__REQUIREMENT__
Go through the entries below, count every line with the string "value", and answer with only that number.

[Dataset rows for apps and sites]

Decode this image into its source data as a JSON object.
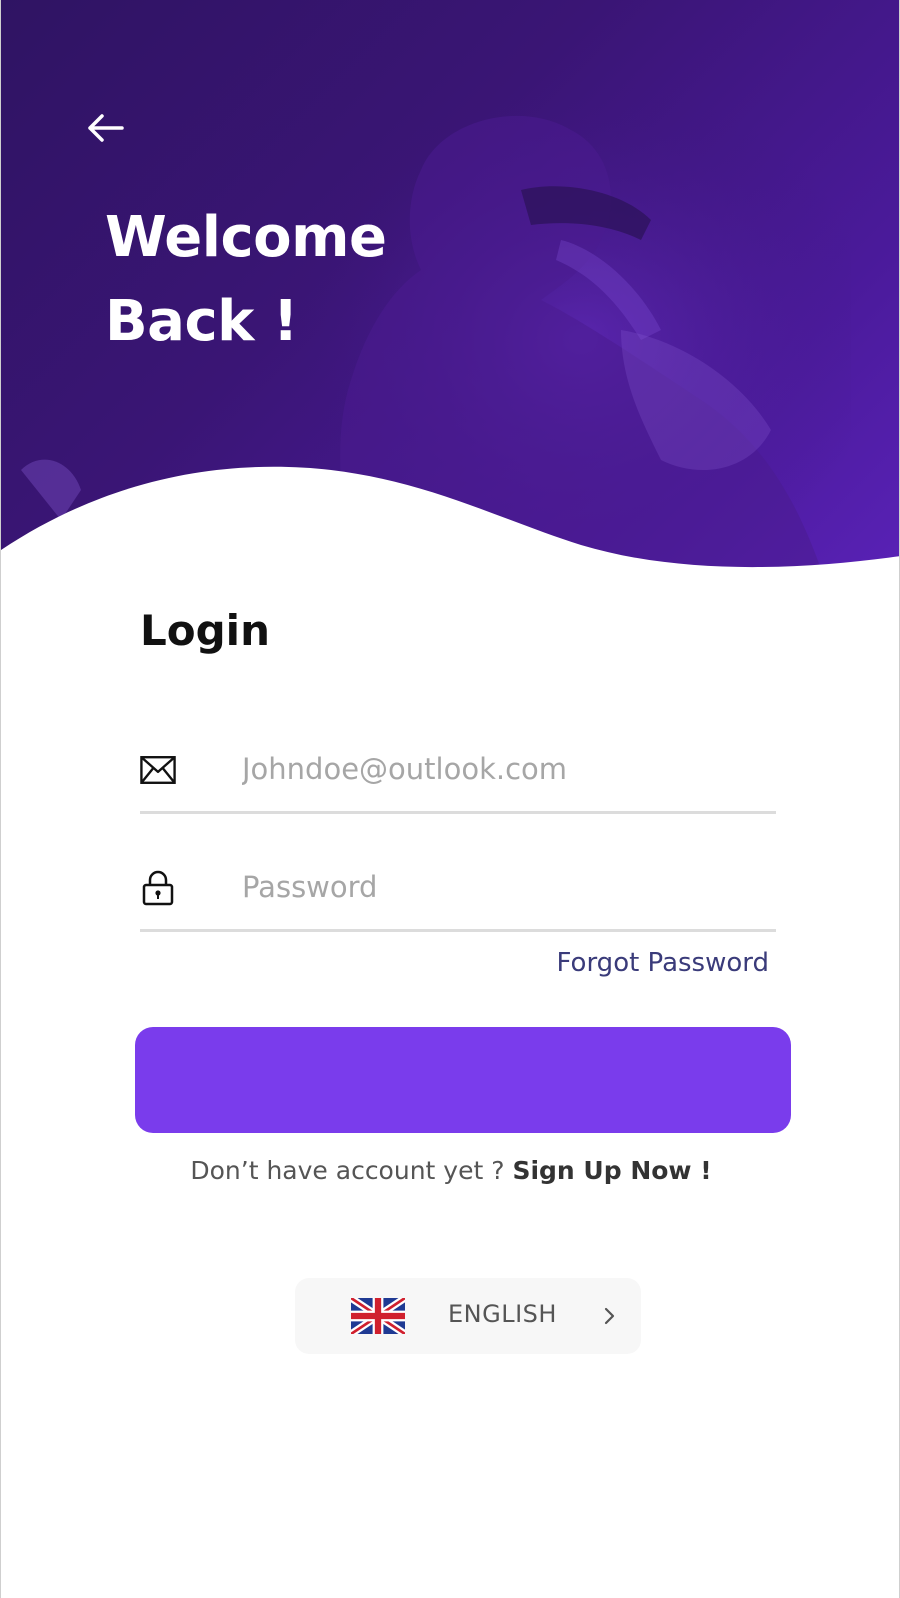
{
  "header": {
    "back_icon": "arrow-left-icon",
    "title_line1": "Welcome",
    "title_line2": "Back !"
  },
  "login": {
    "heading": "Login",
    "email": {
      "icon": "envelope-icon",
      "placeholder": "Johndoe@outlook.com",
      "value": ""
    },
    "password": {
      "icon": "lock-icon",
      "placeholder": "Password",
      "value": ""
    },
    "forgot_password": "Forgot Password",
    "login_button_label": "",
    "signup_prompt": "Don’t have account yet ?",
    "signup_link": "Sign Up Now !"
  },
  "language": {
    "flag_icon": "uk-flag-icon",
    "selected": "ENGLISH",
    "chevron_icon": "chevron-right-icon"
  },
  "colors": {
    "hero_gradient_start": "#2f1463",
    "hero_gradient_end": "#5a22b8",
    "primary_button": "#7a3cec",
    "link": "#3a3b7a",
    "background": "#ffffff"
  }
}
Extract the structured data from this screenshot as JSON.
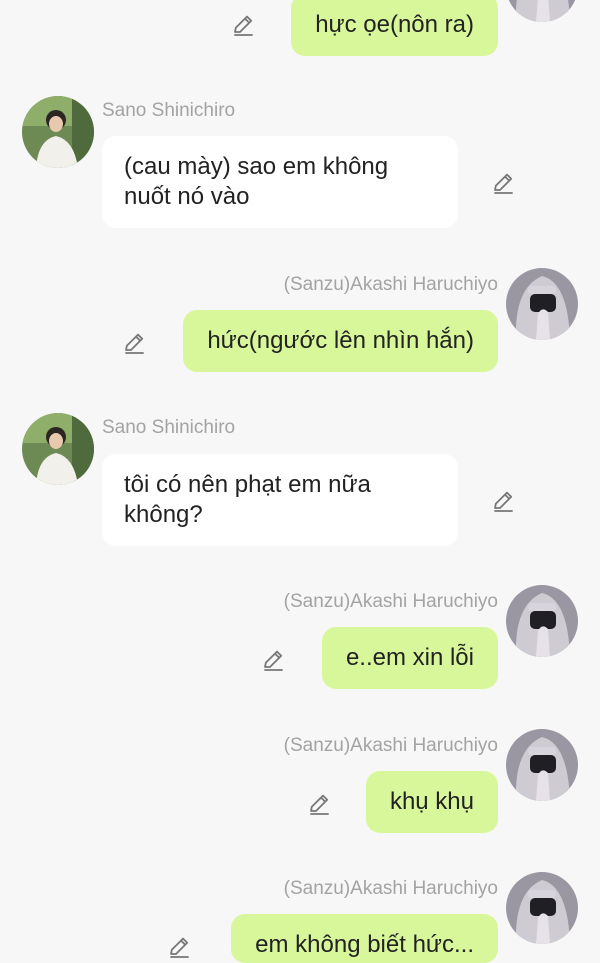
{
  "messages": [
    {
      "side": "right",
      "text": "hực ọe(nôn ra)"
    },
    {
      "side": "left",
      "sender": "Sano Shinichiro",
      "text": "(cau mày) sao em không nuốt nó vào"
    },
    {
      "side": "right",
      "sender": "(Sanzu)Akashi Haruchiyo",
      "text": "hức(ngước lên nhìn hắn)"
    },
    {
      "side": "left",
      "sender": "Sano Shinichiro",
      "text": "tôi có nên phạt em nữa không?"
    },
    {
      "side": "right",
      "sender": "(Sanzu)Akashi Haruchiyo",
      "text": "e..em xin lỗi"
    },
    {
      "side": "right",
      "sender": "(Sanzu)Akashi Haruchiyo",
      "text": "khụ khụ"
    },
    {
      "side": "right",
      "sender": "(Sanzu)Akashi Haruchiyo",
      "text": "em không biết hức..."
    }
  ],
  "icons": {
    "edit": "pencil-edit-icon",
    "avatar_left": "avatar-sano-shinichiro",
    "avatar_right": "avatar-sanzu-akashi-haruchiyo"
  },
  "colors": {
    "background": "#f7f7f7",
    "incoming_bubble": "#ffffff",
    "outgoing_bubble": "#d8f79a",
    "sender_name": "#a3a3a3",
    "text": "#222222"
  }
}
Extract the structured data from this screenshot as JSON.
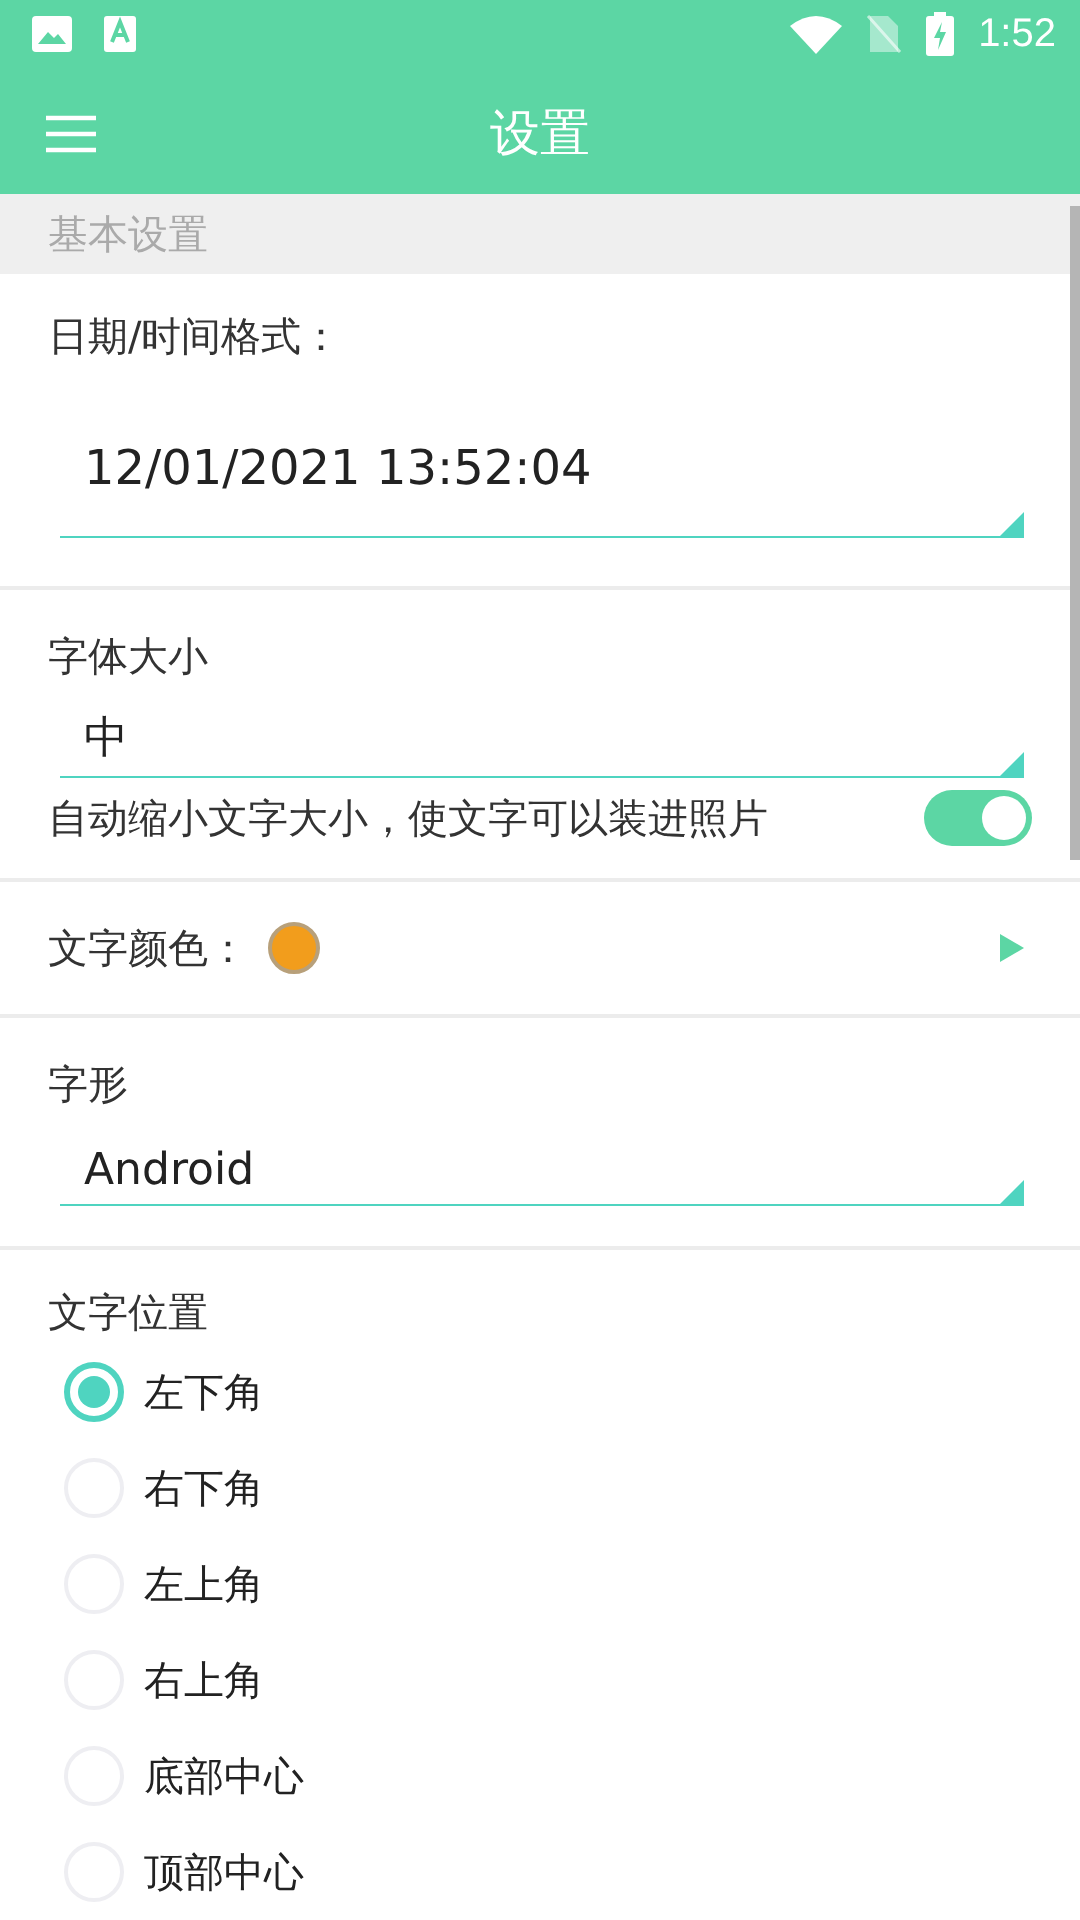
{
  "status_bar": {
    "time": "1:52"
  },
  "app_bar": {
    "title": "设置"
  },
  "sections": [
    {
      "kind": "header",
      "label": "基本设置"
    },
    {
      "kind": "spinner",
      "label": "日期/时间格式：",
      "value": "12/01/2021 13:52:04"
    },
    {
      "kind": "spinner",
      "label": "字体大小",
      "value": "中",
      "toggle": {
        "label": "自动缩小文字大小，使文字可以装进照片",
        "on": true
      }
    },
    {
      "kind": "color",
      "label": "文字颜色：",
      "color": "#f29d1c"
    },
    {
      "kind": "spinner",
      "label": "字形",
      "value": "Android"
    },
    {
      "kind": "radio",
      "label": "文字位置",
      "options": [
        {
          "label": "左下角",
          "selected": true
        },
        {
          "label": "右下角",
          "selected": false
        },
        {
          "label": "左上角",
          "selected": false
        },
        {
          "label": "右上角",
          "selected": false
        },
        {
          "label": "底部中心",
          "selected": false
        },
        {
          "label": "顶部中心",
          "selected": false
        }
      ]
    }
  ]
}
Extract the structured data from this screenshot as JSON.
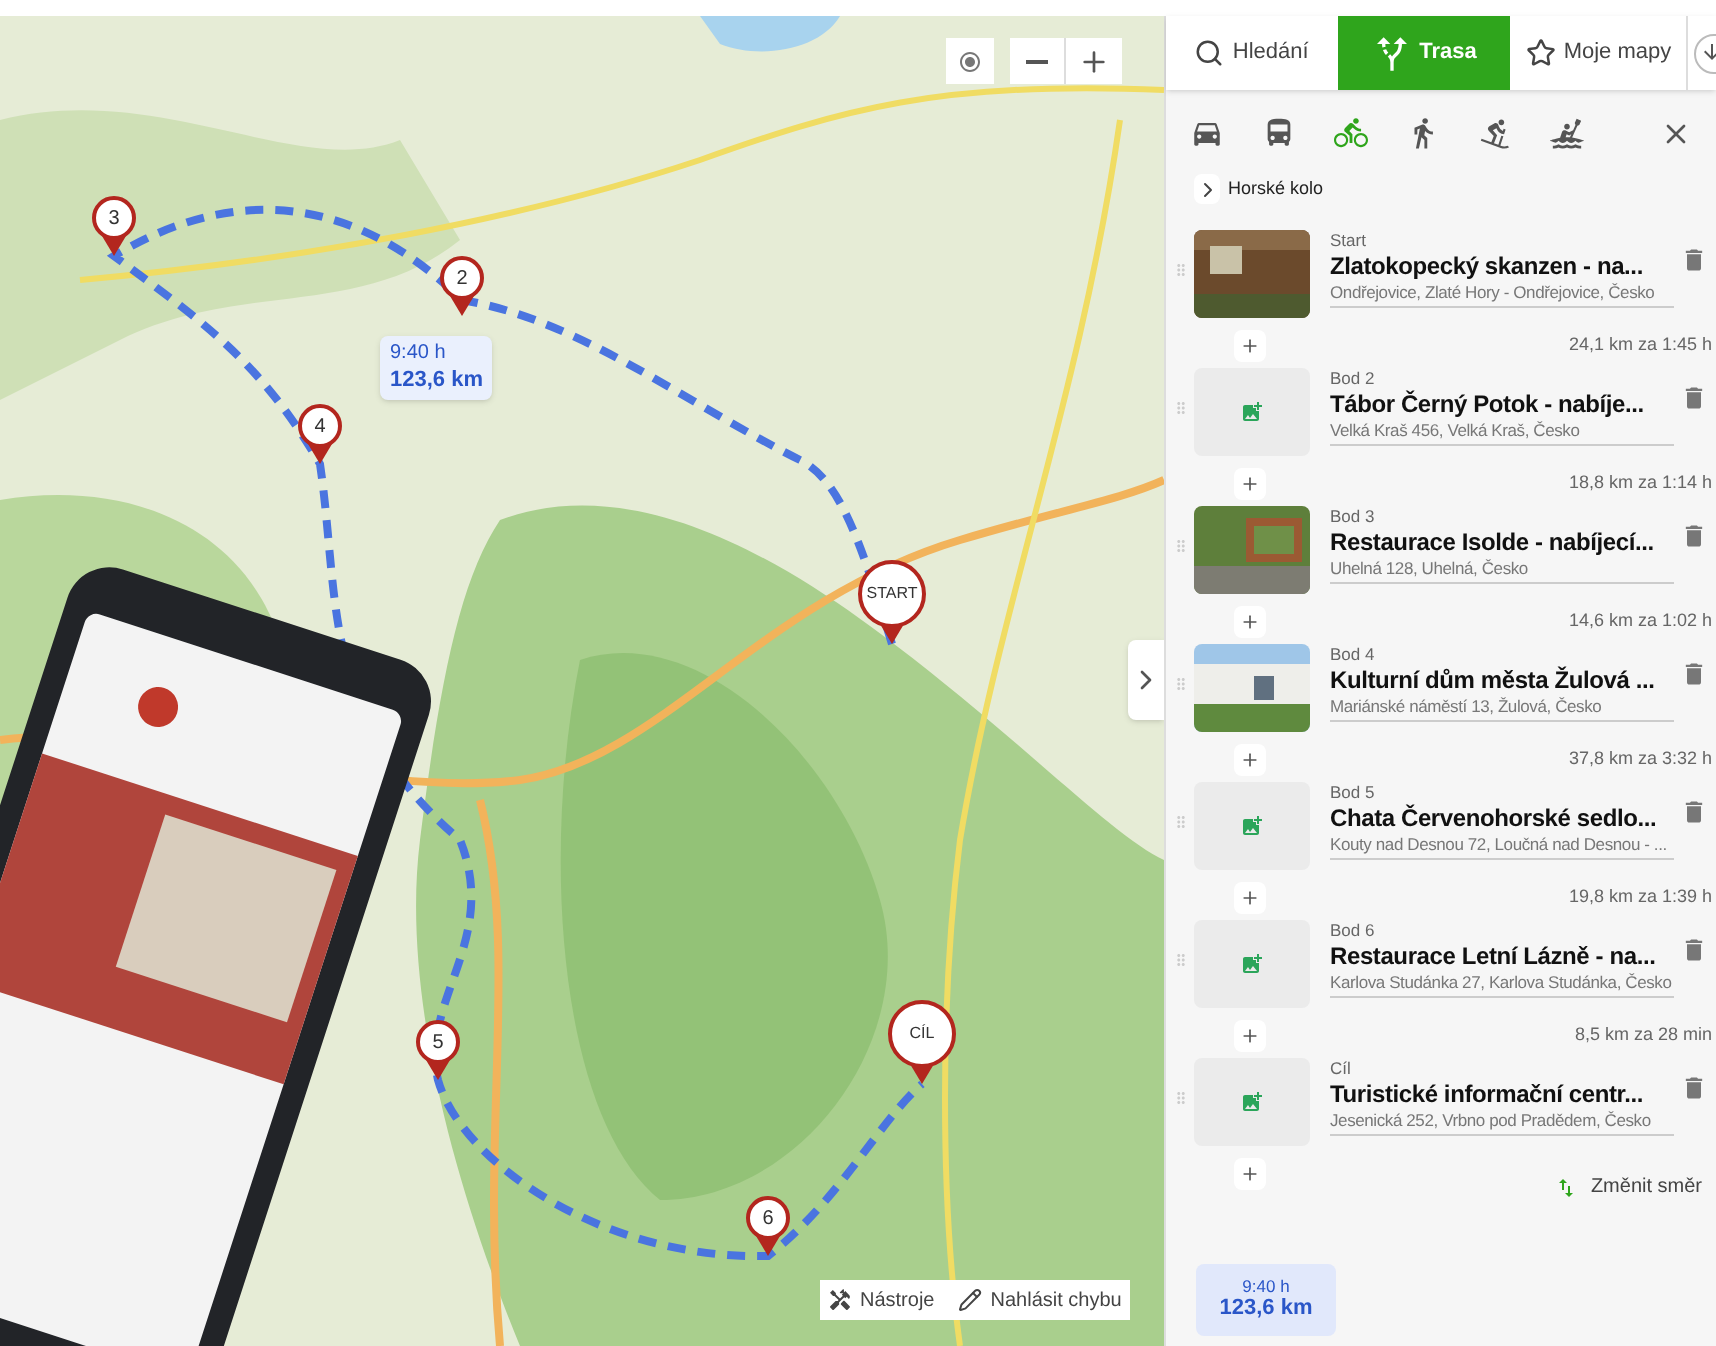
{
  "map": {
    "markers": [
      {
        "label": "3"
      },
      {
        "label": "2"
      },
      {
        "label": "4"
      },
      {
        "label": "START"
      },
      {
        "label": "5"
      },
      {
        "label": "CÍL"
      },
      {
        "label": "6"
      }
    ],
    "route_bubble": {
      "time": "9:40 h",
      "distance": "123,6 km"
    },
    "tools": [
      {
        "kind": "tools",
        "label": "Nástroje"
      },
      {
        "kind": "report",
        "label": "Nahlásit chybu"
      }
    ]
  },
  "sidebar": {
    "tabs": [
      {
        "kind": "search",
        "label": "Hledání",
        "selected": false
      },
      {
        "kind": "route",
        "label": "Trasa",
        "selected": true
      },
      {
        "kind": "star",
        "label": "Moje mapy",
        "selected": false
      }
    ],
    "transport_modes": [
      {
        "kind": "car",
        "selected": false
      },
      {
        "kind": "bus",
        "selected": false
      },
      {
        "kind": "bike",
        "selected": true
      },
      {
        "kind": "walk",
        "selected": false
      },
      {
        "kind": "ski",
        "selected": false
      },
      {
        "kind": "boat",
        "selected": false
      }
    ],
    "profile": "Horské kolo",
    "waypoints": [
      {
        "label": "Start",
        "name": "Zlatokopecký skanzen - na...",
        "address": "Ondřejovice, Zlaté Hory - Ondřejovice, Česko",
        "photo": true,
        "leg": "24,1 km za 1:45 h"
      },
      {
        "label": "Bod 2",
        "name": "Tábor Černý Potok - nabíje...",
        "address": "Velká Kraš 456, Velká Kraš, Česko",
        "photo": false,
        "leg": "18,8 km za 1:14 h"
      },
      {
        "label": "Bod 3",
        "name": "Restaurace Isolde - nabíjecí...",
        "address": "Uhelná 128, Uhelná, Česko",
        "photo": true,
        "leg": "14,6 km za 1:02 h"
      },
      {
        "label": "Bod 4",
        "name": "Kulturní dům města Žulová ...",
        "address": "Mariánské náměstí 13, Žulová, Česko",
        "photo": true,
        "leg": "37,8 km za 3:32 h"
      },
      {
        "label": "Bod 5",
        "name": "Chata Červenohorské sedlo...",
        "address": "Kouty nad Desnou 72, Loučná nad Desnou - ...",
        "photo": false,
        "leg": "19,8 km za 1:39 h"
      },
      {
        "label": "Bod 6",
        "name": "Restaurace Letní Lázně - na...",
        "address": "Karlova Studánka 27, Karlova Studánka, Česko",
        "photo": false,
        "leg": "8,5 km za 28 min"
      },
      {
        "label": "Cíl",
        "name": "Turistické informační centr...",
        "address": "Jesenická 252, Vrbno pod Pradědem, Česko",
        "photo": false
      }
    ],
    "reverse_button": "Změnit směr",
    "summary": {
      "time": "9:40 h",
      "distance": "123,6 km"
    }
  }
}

__ANSWER BELOW__
5